“There is a heavy influence of information they are accessing online that is challenging the Christian faith,” said DeWitt. “Then the fact that young people are in households who don’t attend church is converging to make a culture that is less religious and more secular.”

If American culture in general is moving further away from Christianity, then why do people still search out church at Easter?

“No matter what happens with church attendance, people are still human,” said DeWitt. “The Bible tells us that to be made human is to be made in God’s image, to know that there is a God and to have a sense of loss that comes from us no longer having a relationship with the Creator.”

“I believe that people still show up on Easter Sunday because we can’t forever deny that there is a God,” he added. “We have a longing for something more than what this world can satisfy, wondering what it means to be human and where we find our purpose.

“For that reason, God will never go out of style. Perhaps the most history-altering event at the heart of the Christian faith — the resurrection — will never go out of style because it speaks to that deep need for meaning and purpose.”

The coronavirus has opened eyes and hearts to realize this intense longing, at a time when this yearning is satisfied by the single-greatest answer: a Savior who has defeated death and who offers hope and victorious new life.
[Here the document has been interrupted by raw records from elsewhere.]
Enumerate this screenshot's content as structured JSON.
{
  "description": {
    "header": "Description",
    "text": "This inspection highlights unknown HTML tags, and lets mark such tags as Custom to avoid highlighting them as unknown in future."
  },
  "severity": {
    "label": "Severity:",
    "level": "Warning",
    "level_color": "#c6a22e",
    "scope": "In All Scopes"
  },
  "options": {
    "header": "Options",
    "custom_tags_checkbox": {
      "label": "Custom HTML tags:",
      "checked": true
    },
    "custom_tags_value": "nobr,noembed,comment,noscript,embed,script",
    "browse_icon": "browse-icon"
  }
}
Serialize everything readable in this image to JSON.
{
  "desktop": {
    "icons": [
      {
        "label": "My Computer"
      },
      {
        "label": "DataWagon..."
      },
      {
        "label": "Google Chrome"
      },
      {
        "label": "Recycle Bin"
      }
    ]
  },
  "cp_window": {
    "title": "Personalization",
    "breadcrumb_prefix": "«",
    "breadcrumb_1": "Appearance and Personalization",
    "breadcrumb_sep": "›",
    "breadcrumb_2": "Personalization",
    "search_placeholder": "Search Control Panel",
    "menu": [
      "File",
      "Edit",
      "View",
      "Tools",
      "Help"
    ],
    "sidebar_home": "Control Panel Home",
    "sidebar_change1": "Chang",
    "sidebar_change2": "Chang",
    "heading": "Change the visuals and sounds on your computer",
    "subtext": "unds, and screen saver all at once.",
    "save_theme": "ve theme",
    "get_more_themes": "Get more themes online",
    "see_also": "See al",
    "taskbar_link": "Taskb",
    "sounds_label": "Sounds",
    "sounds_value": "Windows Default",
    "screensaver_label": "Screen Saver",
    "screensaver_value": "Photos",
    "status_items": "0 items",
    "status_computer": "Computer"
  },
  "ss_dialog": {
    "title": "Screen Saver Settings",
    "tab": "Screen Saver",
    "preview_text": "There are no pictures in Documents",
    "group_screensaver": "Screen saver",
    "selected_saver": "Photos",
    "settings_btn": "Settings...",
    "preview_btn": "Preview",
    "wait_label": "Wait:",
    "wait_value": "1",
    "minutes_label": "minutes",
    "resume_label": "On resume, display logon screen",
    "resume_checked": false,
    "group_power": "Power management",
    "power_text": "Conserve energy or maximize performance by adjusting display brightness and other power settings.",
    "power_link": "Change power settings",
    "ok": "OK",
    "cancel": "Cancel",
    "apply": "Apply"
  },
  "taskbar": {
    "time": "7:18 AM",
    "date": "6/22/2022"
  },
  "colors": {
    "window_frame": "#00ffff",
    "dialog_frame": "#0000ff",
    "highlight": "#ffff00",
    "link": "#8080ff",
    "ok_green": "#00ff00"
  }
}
Located in southwest Ohio, Cedarville University is an accredited, Christ-centered, Baptist institution with an enrollment of 4,380 undergraduate, graduate and online students in more than 150 areas of study. Founded in 1887, Cedarville is recognized nationally for its authentic Christian community, rigorous academic programs, including its Master of Divinity program, strong graduation and retention rates, accredited professional and health science offerings and high student engagement ranking. For more information about the University, visit www.cedarville.edu.